Capt. Gordon shares his insight on popular plugs used for inshore fishing on the North Carolina coast and how to successfully fish them.
The Angler's Angle
Capt. Gordon doesn’t like winter any more than anyone, but he has tips for boating the big ones that don’t seem to mind the cold.
Get rigged and ready, because the best time to be fishing the beach for fall-run speckled trout is before the sun rises.
Autumn is the best for dramatic and rewarding fishing adventures, and Capt. Gordon returns to share his tips for success on the water.
Capt. Gordon doesn’t always keep the fish he catches, but when he does, he has a variety of tried and true preparations guaranteed to please.
In the words of Thoreau, “It’s not what you look at that matters, it’s what you see.”
You may have nice gear and the right tackle, but if you are not boating the big ones there are a number of possible reasons, all of which can be addressed through preparation — and physics.
While so many variables can make saltwater fishing especially challenging, bass fishing in golf course water hazards can bring success and satisfaction, but there are important points to consider.
What fly fishing may lack in efficiency is more than made up for in the personal fulfillment of living deliberately.
While you don’t need a weatherman to know which way the wind blows, March brings conditions that require anglers to plan, lest the idiot wind blows through the buttons of your coat.

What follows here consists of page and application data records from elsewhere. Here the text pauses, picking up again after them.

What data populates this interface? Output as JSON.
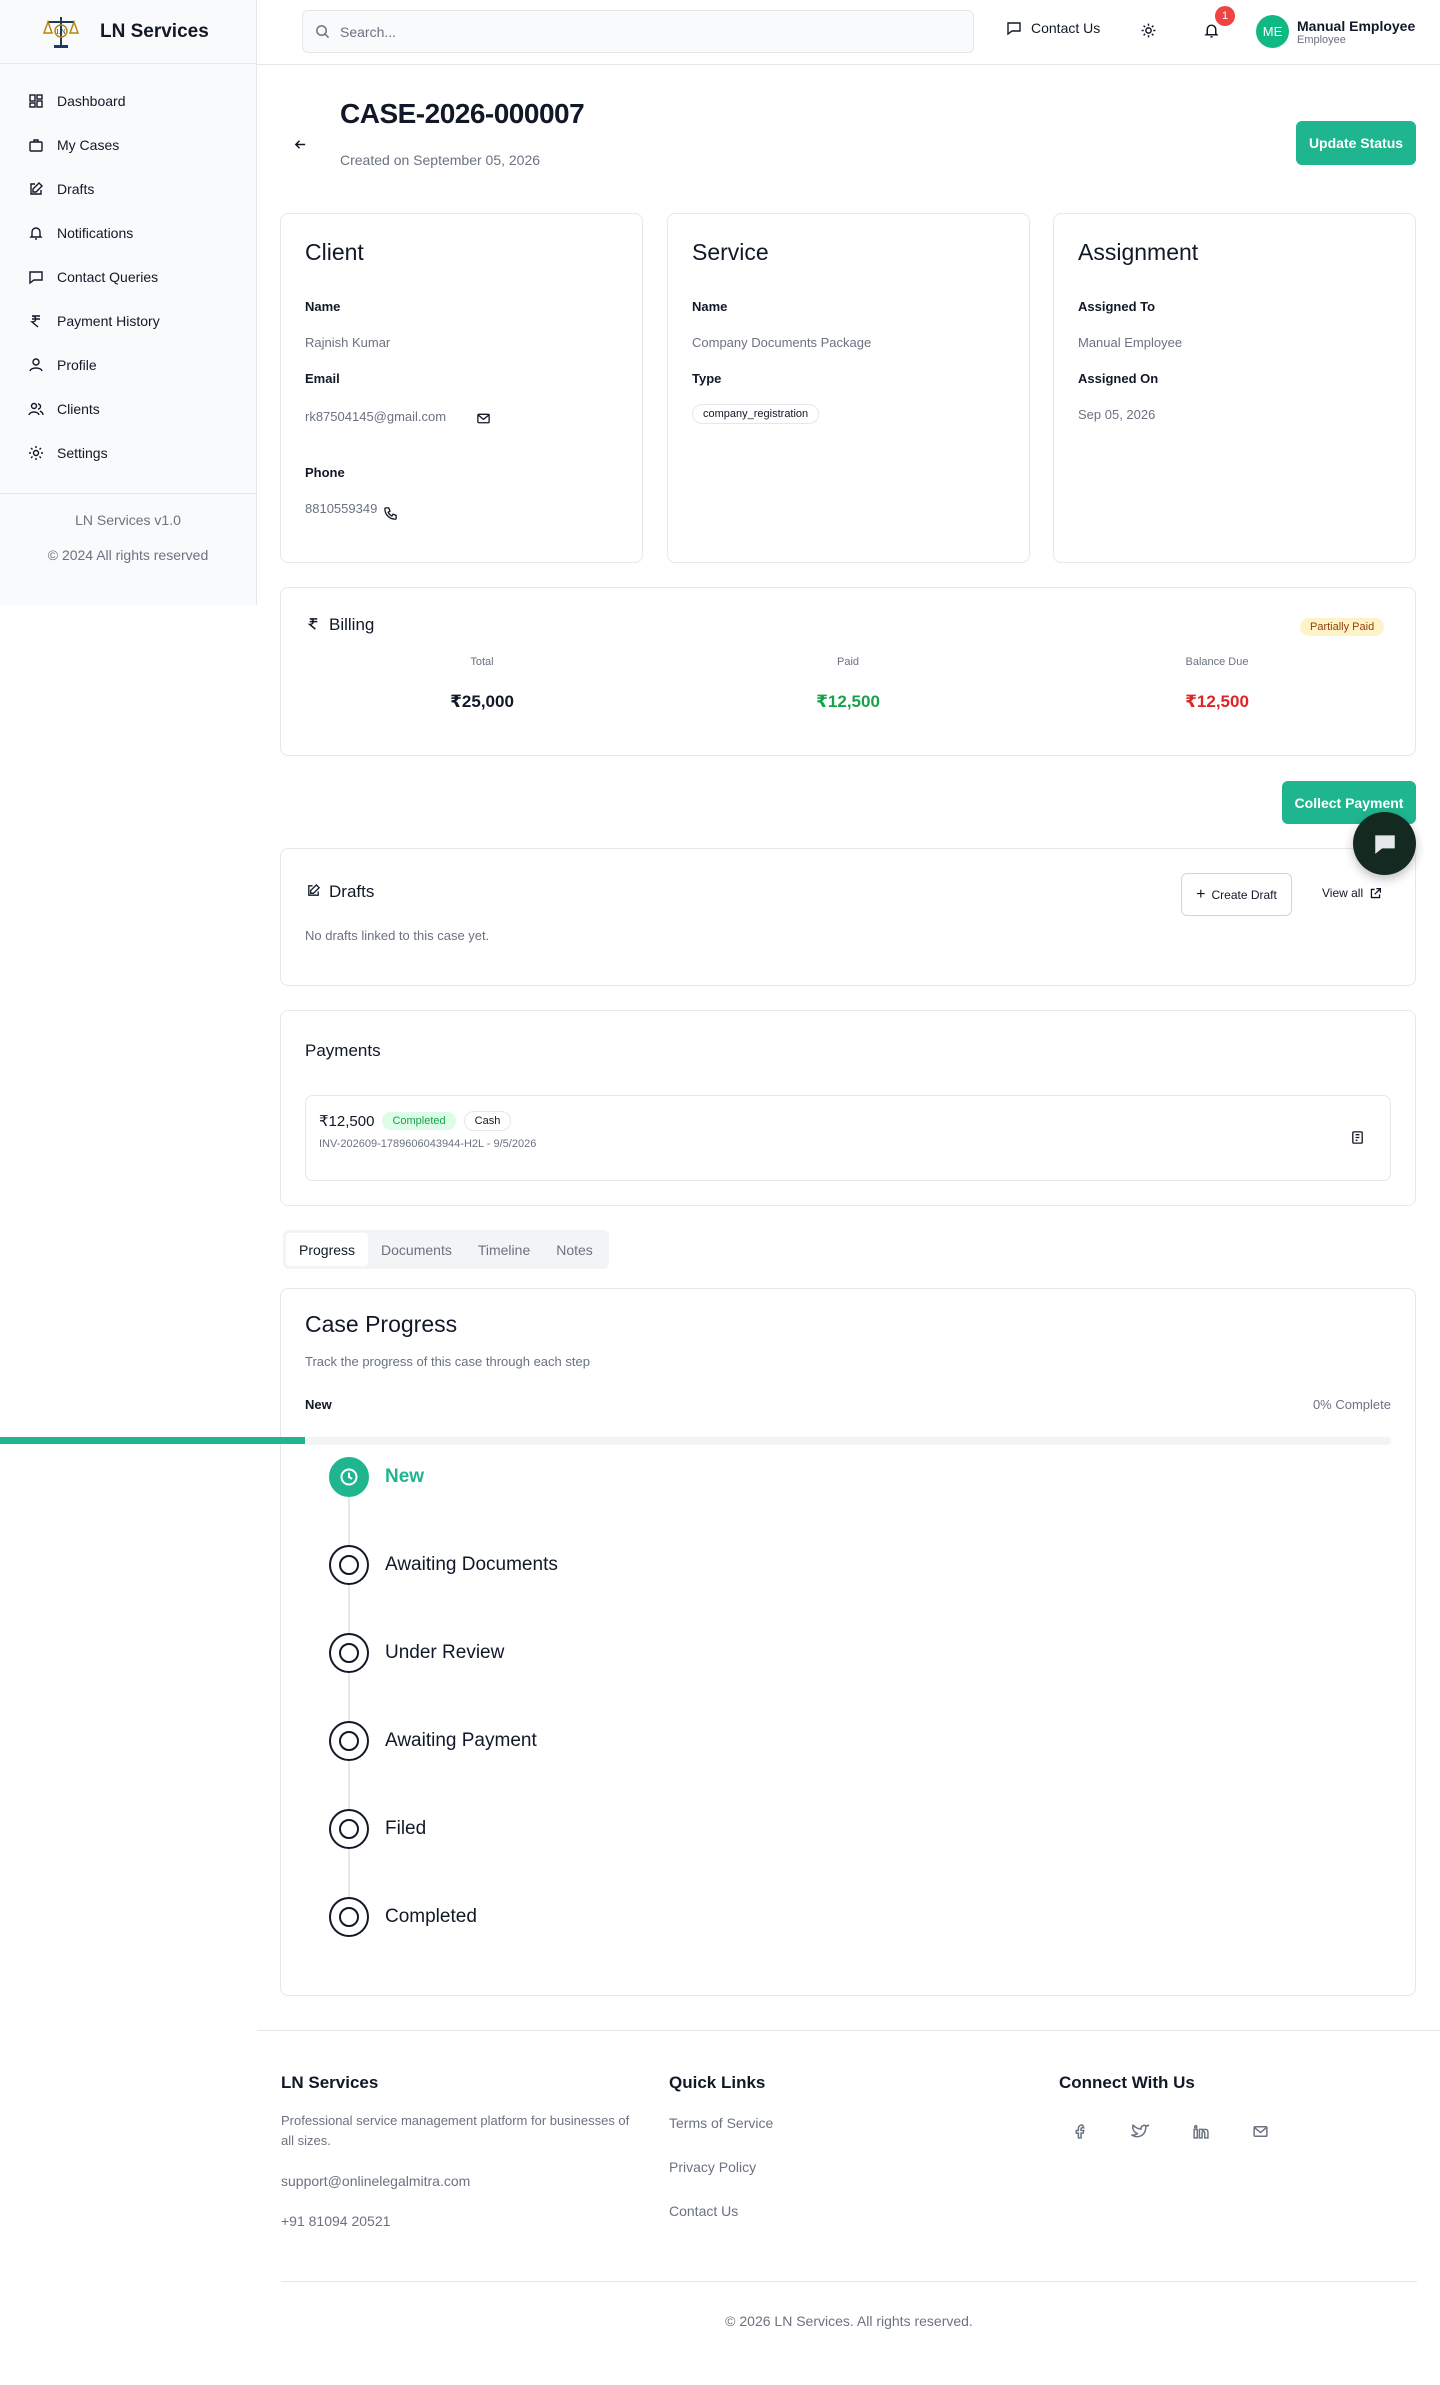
{
  "app": {
    "name": "LN Services"
  },
  "sidebar": {
    "items": [
      {
        "label": "Dashboard"
      },
      {
        "label": "My Cases"
      },
      {
        "label": "Drafts"
      },
      {
        "label": "Notifications"
      },
      {
        "label": "Contact Queries"
      },
      {
        "label": "Payment History"
      },
      {
        "label": "Profile"
      },
      {
        "label": "Clients"
      },
      {
        "label": "Settings"
      }
    ],
    "version": "LN Services v1.0",
    "copyright": "© 2024 All rights reserved"
  },
  "topbar": {
    "search_placeholder": "Search...",
    "contact_label": "Contact Us",
    "notification_count": "1",
    "user": {
      "initials": "ME",
      "name": "Manual Employee",
      "role": "Employee"
    }
  },
  "case": {
    "title": "CASE-2026-000007",
    "created": "Created on September 05, 2026",
    "update_status_label": "Update Status"
  },
  "client": {
    "heading": "Client",
    "name_label": "Name",
    "name": "Rajnish Kumar",
    "email_label": "Email",
    "email": "rk87504145@gmail.com",
    "phone_label": "Phone",
    "phone": "8810559349"
  },
  "service": {
    "heading": "Service",
    "name_label": "Name",
    "name": "Company Documents Package",
    "type_label": "Type",
    "type": "company_registration"
  },
  "assignment": {
    "heading": "Assignment",
    "assigned_to_label": "Assigned To",
    "assigned_to": "Manual Employee",
    "assigned_on_label": "Assigned On",
    "assigned_on": "Sep 05, 2026"
  },
  "billing": {
    "heading": "Billing",
    "status": "Partially Paid",
    "total_label": "Total",
    "total": "₹25,000",
    "paid_label": "Paid",
    "paid": "₹12,500",
    "balance_label": "Balance Due",
    "balance": "₹12,500",
    "collect_label": "Collect Payment"
  },
  "drafts": {
    "heading": "Drafts",
    "create_label": "Create Draft",
    "view_all_label": "View all",
    "empty_text": "No drafts linked to this case yet."
  },
  "payments": {
    "heading": "Payments",
    "items": [
      {
        "amount": "₹12,500",
        "status": "Completed",
        "method": "Cash",
        "details": "INV-202609-1789606043944-H2L - 9/5/2026"
      }
    ]
  },
  "tabs": [
    {
      "label": "Progress"
    },
    {
      "label": "Documents"
    },
    {
      "label": "Timeline"
    },
    {
      "label": "Notes"
    }
  ],
  "progress": {
    "heading": "Case Progress",
    "subtitle": "Track the progress of this case through each step",
    "current": "New",
    "percent_text": "0% Complete",
    "steps": [
      {
        "label": "New"
      },
      {
        "label": "Awaiting Documents"
      },
      {
        "label": "Under Review"
      },
      {
        "label": "Awaiting Payment"
      },
      {
        "label": "Filed"
      },
      {
        "label": "Completed"
      }
    ]
  },
  "footer": {
    "brand": "LN Services",
    "description": "Professional service management platform for businesses of all sizes.",
    "email": "support@onlinelegalmitra.com",
    "phone": "+91 81094 20521",
    "quick_links_heading": "Quick Links",
    "links": [
      {
        "label": "Terms of Service"
      },
      {
        "label": "Privacy Policy"
      },
      {
        "label": "Contact Us"
      }
    ],
    "connect_heading": "Connect With Us",
    "copyright": "© 2026 LN Services. All rights reserved."
  },
  "colors": {
    "accent": "#1fb58f",
    "paid": "#16a34a",
    "due": "#dc2626",
    "badge": "#ef4444"
  }
}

To make spring a fun and exciting time for boating, do some work now and improve your odds of avoiding big towing and repair bills later.
A small assortment of lures can bring success in almost any inshore fishing situation.
The beauty of living and fishing in North Carolina is that there are great opportunities during the colder months with a variety of species, without the crowds.
Often the most successful fishing trips are the ones that begin with a young person’s question, “Can we go fishing today?”
Every fall, speckled trout move by the thousands into creeks crossed by roads and bridges, where an angler needs only the proper approach and equipment.
The sights, smells and other signals are there, but some folks just seem to have an innate sense for catching fish.